Component data from apps and pages
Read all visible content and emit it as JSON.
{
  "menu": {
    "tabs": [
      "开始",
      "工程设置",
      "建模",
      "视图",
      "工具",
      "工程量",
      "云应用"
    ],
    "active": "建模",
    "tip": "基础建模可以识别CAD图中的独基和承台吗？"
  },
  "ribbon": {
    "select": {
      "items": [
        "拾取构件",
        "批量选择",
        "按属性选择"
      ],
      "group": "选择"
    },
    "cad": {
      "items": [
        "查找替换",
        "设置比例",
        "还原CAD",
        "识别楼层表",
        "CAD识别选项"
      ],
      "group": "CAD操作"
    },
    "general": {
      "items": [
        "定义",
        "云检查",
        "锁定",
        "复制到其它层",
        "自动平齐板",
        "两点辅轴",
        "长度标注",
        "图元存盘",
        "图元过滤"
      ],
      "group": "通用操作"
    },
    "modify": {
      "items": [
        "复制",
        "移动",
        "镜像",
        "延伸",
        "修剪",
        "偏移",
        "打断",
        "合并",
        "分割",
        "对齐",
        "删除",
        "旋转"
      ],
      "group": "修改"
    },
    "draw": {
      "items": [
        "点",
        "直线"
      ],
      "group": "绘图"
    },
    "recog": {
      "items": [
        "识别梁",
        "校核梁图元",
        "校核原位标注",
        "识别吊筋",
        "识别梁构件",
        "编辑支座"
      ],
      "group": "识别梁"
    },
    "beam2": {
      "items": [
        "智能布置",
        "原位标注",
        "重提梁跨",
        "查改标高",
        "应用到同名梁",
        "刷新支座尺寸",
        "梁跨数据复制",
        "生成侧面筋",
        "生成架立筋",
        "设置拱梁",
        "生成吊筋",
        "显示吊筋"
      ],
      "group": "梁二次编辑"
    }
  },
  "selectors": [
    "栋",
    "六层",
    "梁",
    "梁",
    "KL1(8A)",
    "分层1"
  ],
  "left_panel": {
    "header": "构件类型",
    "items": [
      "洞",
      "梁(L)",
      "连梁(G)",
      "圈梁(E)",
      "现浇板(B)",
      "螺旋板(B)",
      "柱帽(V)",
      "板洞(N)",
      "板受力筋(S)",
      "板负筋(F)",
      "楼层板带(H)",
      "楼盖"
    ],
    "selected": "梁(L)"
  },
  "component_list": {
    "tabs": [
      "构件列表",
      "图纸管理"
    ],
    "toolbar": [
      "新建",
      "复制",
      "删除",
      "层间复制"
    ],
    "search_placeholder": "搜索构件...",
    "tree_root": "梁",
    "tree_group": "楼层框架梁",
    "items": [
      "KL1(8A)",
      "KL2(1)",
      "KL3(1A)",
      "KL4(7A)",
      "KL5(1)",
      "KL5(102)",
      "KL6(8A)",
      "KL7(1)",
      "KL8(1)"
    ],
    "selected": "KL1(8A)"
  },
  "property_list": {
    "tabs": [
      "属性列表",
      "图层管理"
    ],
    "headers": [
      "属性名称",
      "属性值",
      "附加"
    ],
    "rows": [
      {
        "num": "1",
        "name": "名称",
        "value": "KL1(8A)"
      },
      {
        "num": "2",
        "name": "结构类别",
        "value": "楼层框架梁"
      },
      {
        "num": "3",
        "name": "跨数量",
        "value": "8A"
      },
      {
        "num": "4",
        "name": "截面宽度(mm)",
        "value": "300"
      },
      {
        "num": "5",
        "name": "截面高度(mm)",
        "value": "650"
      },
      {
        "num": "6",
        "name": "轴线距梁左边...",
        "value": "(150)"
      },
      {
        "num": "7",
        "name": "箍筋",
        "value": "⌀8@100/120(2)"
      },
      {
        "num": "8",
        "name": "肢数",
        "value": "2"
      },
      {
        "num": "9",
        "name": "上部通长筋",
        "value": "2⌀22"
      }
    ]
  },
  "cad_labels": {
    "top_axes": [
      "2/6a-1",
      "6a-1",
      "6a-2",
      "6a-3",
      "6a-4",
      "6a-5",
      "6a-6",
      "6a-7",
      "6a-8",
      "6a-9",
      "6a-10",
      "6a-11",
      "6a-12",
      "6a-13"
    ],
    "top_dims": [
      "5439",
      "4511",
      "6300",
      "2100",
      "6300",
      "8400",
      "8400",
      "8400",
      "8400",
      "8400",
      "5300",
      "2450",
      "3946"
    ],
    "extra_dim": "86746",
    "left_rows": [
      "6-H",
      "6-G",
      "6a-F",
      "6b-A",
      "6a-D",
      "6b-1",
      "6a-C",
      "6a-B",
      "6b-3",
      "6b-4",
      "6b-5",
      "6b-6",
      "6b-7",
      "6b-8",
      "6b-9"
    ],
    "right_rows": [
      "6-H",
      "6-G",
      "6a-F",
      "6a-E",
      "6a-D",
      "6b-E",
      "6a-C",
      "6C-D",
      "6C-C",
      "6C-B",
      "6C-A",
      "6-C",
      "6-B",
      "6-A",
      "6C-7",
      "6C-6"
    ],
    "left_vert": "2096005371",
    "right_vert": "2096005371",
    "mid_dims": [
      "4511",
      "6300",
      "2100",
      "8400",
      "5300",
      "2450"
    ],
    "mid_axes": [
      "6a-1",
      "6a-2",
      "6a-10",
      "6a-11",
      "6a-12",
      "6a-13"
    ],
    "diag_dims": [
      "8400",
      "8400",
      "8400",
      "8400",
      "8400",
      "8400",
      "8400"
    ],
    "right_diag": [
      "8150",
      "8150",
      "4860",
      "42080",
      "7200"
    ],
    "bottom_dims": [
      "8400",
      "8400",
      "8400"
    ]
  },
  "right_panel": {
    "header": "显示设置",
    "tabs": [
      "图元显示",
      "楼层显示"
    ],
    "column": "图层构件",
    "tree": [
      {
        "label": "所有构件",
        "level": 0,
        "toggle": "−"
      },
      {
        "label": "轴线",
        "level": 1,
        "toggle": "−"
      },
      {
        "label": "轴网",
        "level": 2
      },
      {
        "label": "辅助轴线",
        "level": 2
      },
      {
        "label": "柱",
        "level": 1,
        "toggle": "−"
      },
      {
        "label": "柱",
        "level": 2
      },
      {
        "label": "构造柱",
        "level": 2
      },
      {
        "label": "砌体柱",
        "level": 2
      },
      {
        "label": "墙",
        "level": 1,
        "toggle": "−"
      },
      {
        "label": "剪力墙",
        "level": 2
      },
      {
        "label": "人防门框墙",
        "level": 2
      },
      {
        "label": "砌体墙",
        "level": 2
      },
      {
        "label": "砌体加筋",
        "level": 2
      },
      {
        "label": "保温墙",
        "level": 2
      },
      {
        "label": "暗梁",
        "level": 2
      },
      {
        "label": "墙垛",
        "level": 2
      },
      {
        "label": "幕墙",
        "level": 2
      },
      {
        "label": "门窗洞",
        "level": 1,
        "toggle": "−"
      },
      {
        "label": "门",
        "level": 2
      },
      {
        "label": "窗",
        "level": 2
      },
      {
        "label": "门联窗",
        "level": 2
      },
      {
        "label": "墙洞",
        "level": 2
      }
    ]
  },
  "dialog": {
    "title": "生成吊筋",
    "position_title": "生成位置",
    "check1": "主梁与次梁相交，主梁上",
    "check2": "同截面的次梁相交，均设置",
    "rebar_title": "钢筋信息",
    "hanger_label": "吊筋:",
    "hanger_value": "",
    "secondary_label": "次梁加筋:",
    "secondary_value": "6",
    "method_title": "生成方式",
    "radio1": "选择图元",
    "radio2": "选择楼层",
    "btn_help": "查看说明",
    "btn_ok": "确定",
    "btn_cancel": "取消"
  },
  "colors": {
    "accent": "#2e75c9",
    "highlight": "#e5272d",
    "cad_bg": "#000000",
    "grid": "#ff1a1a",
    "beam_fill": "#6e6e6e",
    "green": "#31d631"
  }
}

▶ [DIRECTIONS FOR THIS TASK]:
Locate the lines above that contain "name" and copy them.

▶ [YOUR RESPONSE]:
        "name": "名称",
        "name": "结构类别",
        "name": "跨数量",
        "name": "截面宽度(mm)",
        "name": "截面高度(mm)",
        "name": "轴线距梁左边...",
        "name": "箍筋",
        "name": "肢数",
        "name": "上部通长筋",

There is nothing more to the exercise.